Ga ry says
Sounds great! I also am using a Riffault soprano mouthpiece I have no idea what the tip size is ( it shows R-4 on the side) Thank you so much for the review
WOW man, now I have to buy one of these….sweet, sweet sound.
Great job on the changes too…as always.
Very sweet sound, maybe a little nasal
My guess would be that the 7 X 113 is a 7 tip opening (0.065) and 113 is a serial number. Just a guess on my part.
By the way you sound great on the recording!!!
Dayton Eckerson says
Great sound and really nice lines over those changes!
Frank Zona says
Well I just received my Theo Gaia Soprano mpc (#7), you told me to drop you a line when it came in.
Only played it for a few minutes and already the difference is profound !!
The tone is awesome, it feels good in the mouth, response is fast and even in all registers. Even those pesky palm keys speak.
I should have bought this over a year ago when it was a toss up between the Theo and a vintage Dukoff. I chose the Dukoff and here I am finally with the Theo. I even had the Dukoff worked on, which improved it but it’s no match for this Theo.
What pushed me to make this purchase was seeing your video with your Theo on Soprano. So I thought, if Steve is playing it (and I know you try a lot of mpcs) it’s gotta be good !
Now I have Theo’s on all my horns, Durga on Tenor, Kali on Alto and now this Gaia for Soprano.
BTW, hope you are recovering well and thanks for all those lessons, they have really helped.

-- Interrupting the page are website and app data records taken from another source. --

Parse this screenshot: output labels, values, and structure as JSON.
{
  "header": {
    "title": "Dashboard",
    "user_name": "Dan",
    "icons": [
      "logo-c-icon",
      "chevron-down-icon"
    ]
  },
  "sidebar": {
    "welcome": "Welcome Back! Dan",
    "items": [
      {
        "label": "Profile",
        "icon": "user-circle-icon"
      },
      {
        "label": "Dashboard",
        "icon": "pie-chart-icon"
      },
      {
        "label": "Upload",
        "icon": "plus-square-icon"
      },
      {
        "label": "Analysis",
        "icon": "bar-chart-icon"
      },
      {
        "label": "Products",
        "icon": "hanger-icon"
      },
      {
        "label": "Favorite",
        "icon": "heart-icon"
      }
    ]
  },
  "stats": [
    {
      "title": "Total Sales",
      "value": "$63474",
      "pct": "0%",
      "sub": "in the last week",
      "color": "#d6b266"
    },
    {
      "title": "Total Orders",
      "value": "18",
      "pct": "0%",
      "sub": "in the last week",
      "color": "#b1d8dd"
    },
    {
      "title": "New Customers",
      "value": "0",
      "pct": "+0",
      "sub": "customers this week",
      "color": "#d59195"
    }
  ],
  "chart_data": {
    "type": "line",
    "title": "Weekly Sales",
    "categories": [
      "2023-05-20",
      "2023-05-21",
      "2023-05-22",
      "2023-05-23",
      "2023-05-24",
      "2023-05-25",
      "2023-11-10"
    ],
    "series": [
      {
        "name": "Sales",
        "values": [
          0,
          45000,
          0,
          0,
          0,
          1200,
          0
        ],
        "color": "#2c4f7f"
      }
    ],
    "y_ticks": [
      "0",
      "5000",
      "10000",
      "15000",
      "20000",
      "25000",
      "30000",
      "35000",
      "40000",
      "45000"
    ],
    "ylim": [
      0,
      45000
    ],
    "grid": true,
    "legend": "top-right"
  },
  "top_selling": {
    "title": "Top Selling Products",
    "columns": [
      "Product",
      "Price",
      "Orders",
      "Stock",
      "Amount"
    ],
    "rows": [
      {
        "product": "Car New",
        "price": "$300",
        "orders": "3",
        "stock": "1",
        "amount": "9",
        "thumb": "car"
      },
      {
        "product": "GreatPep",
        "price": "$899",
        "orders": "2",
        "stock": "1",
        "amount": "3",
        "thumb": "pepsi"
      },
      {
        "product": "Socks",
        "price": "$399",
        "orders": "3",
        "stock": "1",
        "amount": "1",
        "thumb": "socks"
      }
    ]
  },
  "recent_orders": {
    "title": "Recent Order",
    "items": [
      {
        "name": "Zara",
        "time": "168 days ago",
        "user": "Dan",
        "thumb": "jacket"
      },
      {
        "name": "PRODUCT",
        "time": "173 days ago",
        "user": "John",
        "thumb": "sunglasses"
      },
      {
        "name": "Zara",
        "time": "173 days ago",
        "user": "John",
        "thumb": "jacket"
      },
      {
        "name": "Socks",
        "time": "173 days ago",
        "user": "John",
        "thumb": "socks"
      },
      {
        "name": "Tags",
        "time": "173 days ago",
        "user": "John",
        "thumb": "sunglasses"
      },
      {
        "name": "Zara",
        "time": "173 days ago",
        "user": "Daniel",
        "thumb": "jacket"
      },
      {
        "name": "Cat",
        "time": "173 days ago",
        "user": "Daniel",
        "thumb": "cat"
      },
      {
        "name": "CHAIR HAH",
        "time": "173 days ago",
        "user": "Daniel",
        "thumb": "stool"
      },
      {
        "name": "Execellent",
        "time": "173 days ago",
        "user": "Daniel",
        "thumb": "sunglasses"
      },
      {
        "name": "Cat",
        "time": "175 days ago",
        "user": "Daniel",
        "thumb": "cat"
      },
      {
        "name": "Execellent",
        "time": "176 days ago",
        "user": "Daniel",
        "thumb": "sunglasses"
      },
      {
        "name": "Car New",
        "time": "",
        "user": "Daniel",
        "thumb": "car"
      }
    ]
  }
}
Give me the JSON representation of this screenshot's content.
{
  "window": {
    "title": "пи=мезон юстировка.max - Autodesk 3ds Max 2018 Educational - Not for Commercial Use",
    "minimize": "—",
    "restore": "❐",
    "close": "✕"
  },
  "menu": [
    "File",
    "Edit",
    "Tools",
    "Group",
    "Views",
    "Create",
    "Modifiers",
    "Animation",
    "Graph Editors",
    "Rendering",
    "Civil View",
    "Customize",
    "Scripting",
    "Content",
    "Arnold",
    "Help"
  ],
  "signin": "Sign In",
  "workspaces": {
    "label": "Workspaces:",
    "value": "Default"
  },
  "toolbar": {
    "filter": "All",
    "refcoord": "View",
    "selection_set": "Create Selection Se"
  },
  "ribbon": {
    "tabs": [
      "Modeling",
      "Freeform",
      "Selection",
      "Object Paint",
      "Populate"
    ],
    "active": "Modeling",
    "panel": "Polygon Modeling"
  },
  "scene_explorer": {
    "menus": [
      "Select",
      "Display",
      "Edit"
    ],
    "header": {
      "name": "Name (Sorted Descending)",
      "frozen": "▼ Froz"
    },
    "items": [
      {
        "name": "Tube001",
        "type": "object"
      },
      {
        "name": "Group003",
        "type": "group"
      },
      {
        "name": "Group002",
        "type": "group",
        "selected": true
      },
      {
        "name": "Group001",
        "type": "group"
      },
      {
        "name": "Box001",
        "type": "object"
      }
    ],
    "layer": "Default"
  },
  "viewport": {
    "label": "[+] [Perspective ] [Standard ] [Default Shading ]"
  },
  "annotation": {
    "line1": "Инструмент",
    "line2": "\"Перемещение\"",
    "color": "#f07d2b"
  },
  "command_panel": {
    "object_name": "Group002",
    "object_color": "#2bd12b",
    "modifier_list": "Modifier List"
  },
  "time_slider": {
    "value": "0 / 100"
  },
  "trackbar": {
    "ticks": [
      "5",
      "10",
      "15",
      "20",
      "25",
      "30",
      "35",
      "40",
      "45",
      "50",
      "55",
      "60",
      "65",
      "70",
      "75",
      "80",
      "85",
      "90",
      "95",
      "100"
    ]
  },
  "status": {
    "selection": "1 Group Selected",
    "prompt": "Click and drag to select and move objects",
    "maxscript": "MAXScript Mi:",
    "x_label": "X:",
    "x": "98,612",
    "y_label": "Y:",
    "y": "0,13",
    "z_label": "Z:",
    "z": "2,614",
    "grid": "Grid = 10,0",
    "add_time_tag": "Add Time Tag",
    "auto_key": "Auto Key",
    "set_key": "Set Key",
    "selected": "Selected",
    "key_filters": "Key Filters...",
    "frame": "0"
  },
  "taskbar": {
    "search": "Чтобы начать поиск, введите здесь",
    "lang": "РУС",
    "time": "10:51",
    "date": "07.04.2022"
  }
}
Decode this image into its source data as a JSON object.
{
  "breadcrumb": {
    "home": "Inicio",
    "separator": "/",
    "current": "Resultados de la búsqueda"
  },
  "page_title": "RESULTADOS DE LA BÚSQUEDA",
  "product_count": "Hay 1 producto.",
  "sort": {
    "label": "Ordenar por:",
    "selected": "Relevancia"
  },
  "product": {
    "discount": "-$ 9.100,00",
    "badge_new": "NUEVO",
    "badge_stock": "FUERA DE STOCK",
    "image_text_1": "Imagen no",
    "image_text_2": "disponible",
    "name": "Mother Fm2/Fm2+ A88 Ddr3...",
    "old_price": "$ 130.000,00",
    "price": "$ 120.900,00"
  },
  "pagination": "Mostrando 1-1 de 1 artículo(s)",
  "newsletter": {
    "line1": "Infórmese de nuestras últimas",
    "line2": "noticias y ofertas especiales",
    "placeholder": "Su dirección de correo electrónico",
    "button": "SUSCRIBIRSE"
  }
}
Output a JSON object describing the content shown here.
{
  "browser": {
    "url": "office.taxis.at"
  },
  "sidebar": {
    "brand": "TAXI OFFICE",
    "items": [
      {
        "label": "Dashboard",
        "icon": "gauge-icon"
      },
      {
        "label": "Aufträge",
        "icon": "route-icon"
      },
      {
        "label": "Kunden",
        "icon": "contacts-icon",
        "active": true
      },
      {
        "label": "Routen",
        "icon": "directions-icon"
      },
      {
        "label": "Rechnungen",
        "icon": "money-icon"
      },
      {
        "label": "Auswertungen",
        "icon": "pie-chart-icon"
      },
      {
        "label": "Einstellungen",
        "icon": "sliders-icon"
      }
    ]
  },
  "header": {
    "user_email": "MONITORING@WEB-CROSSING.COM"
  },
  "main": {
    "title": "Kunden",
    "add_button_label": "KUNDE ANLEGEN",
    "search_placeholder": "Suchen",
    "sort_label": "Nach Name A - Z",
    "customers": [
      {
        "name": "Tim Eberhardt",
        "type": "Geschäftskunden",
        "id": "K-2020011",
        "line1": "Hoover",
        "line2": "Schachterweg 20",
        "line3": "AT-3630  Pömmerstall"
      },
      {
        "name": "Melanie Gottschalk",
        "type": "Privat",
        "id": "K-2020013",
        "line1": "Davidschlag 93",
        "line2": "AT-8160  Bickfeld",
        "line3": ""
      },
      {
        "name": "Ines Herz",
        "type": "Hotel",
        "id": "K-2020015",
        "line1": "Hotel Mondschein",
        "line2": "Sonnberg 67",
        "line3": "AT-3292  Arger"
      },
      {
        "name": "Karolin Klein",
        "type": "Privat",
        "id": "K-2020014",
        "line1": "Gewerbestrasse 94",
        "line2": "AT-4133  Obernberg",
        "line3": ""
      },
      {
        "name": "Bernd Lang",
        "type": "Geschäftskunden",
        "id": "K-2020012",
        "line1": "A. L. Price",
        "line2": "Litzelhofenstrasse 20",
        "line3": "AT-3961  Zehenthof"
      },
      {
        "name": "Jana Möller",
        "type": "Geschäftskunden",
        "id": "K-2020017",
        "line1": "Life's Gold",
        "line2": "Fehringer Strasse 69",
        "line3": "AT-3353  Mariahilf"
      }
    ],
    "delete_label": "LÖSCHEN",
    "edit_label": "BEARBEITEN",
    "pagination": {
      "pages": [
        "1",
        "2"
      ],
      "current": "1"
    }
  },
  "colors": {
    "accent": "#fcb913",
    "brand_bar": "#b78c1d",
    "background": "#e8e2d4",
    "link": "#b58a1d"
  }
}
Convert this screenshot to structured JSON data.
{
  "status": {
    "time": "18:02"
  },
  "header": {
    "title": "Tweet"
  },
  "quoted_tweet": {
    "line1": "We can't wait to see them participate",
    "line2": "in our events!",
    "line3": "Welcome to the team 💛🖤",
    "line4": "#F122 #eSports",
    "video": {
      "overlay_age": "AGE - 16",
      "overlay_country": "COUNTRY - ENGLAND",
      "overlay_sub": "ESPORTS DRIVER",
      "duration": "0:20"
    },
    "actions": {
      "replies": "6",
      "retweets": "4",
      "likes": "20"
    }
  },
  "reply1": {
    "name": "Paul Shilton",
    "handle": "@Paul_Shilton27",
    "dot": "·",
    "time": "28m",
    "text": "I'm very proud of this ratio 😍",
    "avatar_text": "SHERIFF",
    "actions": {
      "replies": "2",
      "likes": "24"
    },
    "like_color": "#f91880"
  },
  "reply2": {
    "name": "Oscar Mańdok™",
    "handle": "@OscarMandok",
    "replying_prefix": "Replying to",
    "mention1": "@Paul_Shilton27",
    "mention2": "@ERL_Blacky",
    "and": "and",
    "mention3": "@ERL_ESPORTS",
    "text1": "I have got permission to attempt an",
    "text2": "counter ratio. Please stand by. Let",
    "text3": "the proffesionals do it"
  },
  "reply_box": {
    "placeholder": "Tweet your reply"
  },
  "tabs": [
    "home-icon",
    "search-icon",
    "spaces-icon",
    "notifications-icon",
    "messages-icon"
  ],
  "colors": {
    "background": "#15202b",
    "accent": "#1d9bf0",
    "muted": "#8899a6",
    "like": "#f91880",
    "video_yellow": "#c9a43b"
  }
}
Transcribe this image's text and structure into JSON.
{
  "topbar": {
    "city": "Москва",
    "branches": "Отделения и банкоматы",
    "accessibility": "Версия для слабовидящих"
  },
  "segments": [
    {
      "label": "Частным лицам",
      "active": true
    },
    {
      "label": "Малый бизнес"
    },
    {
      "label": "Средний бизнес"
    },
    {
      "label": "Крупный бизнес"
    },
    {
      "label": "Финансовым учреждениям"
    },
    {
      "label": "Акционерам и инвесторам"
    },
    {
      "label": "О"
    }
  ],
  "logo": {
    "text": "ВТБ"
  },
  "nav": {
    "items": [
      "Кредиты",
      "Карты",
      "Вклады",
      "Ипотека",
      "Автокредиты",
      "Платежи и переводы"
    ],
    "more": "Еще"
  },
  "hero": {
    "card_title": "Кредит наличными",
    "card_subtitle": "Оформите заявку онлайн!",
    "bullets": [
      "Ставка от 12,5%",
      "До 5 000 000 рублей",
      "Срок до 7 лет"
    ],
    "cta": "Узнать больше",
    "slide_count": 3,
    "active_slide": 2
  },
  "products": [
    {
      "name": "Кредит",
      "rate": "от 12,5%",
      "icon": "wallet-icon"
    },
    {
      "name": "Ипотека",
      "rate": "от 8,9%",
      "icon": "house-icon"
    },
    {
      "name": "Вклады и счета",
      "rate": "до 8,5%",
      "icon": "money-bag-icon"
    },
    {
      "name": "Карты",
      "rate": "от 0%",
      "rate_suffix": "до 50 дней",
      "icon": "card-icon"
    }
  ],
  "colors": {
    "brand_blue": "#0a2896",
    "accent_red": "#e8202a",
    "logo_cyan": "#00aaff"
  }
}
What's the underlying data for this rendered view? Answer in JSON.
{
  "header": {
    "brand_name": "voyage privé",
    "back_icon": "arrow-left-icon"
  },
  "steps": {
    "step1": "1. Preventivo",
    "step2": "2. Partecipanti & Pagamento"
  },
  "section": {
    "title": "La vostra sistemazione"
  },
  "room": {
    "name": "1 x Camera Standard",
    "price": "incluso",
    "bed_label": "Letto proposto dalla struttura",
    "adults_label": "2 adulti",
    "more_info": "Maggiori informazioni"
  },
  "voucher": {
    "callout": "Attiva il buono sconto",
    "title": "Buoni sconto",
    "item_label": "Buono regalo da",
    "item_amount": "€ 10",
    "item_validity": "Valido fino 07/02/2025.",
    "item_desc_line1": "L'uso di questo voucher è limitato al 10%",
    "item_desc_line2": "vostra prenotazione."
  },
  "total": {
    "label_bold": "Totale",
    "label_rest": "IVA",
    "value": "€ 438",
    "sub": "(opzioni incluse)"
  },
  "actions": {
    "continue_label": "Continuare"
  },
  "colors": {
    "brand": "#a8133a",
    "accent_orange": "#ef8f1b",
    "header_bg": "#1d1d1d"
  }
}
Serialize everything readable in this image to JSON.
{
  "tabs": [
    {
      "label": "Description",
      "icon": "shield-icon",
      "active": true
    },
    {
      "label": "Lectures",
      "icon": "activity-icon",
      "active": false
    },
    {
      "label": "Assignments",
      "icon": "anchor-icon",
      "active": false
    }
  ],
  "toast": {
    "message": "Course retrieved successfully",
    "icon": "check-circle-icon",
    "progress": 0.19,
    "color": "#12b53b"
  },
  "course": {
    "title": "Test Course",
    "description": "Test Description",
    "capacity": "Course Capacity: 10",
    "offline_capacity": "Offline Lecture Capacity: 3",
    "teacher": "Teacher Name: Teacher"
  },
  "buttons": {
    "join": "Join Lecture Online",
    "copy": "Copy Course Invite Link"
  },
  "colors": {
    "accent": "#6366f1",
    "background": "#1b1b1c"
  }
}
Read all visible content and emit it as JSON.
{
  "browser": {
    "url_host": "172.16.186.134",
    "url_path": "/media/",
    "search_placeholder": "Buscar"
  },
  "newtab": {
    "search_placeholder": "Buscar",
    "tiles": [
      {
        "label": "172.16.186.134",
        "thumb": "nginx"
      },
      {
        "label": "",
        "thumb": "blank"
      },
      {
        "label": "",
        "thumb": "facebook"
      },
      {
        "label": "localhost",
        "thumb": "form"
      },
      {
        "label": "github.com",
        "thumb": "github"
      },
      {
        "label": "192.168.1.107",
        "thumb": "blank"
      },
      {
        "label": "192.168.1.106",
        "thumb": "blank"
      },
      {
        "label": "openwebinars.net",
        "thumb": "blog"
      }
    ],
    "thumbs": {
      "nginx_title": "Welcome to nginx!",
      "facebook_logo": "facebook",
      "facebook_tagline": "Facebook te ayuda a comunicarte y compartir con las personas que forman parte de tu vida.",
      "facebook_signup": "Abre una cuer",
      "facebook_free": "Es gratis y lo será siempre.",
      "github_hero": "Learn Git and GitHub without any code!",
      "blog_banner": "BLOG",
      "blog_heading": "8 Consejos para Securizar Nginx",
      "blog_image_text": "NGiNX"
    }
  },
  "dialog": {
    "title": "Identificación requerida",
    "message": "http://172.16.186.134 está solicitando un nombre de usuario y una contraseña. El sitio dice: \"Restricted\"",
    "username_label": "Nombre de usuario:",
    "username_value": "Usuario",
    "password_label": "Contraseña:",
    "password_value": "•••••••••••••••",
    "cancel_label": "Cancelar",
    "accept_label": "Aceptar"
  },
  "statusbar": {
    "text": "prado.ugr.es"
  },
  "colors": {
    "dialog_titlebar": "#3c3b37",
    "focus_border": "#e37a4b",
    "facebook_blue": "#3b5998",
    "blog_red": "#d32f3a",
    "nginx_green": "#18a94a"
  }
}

PS: Played it on the gig last night, (broke the rule of never bringing new equipment to a gig, lol). It really was a pleasure to play and even received great comments from my band. I ended up playing more Soprano than I normally do.
As far as ratings it gets 5 stars across the board.
Hi! I got a gaia 6 recently and was surprised at how easy it was to play. Maybe too bright at times and buzzy. I am playing it now with alexander superial #3 reeds. I would like to take out the buzz and some of the brightness too. Any recomendations?
Angel, I have heard the Rico Select Jazz reeds are a bit darker in sound. I have one box for alto and they are darker than my Rigotti and Vandoren Java reeds.
Douglas Hachiya says
What has been the darkest sounding soprano mouthpiece that you’ve played on?
I’m not sure? In my mind I think they all had a similar amount of brights in the sound. I seem to remember do a review of a Morgan soprano mouthpiece that I thought was pretty dark. I seem to remember it having a big chamber I believe………… Steve
What ligature(s) are you using with this mouthpiece? I just picked one of these up second hand from SOTW. I really like it, but the outer diameter is a bit narrower than any of my other soprano mouthpieces, and I haven’t been able to find a ligature that is small enough to fit it as tightly as I would like.
Hi Melchi, I say what ligature I am using on most of the reviews on the site right at the beginning of the recordings. On this, I am using the Theo Wanne Liberty ligature that came with the mouthpiece. Steve